This past week was the worst for US stocks in two years and the pain was felt all over the globe.
$765 billion in market cap was wiped out of the global stock market since Monday as the MSCI All-Country World Index dropped by 2.4 percent.
US stocks fared a bit worse, with a drop of 2.7 percent this past week. Your scoreboard is below (data via Dow Jones):
As you can see, no one and nothing was spared this week, while volatility – which many were beginning to talk about as though it were extinct – leapt 34 percent. Small caps, the Dow Jones Industrial Average and the bank sector are all negative on the year.
I’ve seen worse as have you, if you’ve been around for awhile. During the first week of August 2011 – exactly three years ago – global stocks lost a combined $2.7 trillion in value. By the second week of August, they had lost a total of $4 trillion in value – with US stocks posting back-to-back weekly market capitalization losses of $850 billion and $710 billion.
Back then, we were plagued by Congressional brinksmanship over the debt ceiling and a European debt crisis that threatened to torpedo the entire global economy. Now we’re facing the normalization of interest rates sometime in the year ahead, some Middle Eastern violence (which, let’s be honest, is a constant throughout human history) and renewed economic weakness on the European continent – which explains the market-leading losses for the bank sector.
It’s always something. There’s always a reason to sell. It’s just that sometimes we pay more attention.
We’re paying attention now.

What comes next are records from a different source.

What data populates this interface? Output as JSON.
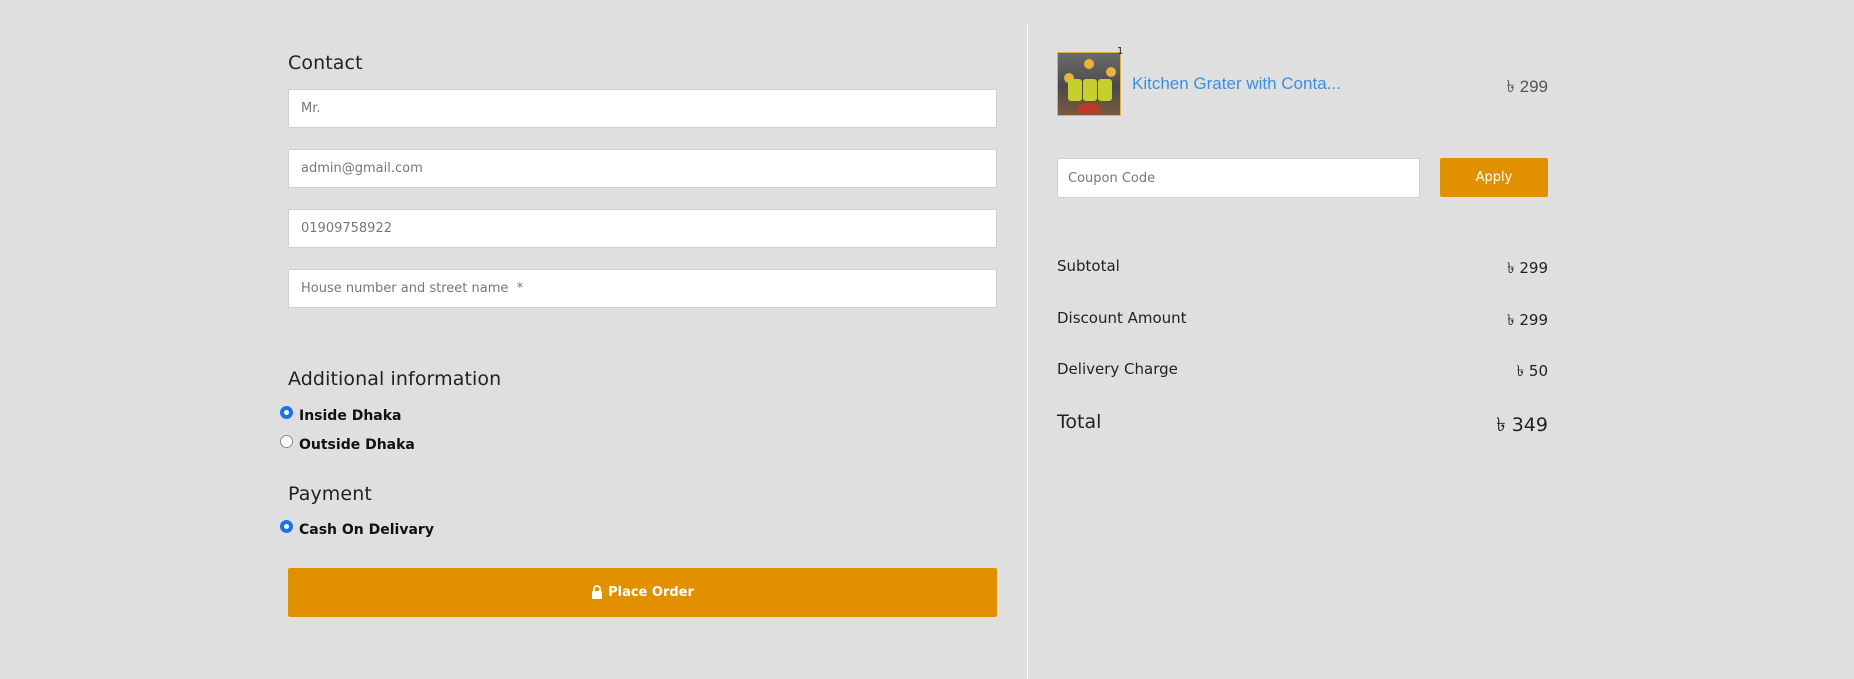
{
  "contact": {
    "title": "Contact",
    "name_placeholder": "Mr.",
    "email_placeholder": "admin@gmail.com",
    "phone_placeholder": "01909758922",
    "address_placeholder": "House number and street name  *"
  },
  "additional": {
    "title": "Additional information",
    "options": [
      {
        "label": "Inside Dhaka",
        "selected": true
      },
      {
        "label": "Outside Dhaka",
        "selected": false
      }
    ]
  },
  "payment": {
    "title": "Payment",
    "options": [
      {
        "label": "Cash On Delivary",
        "selected": true
      }
    ]
  },
  "place_order": {
    "label": "Place Order",
    "icon": "lock-icon"
  },
  "cart": {
    "items": [
      {
        "quantity": "1",
        "name": "Kitchen Grater with Conta...",
        "price": "৳ 299"
      }
    ]
  },
  "coupon": {
    "placeholder": "Coupon Code",
    "apply_label": "Apply"
  },
  "summary": {
    "subtotal_label": "Subtotal",
    "subtotal_value": "৳ 299",
    "discount_label": "Discount Amount",
    "discount_value": "৳ 299",
    "delivery_label": "Delivery Charge",
    "delivery_value": "৳ 50",
    "total_label": "Total",
    "total_value": "৳ 349"
  },
  "colors": {
    "background": "#dfdfdf",
    "accent": "#e09000",
    "link": "#3d8fe0",
    "radio": "#1a73e8"
  }
}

The good news is that everyone these days is a passive, patient, disciplined investor and they’ll all behave completely rationally in the presence of this newfound volatility. Just ask them.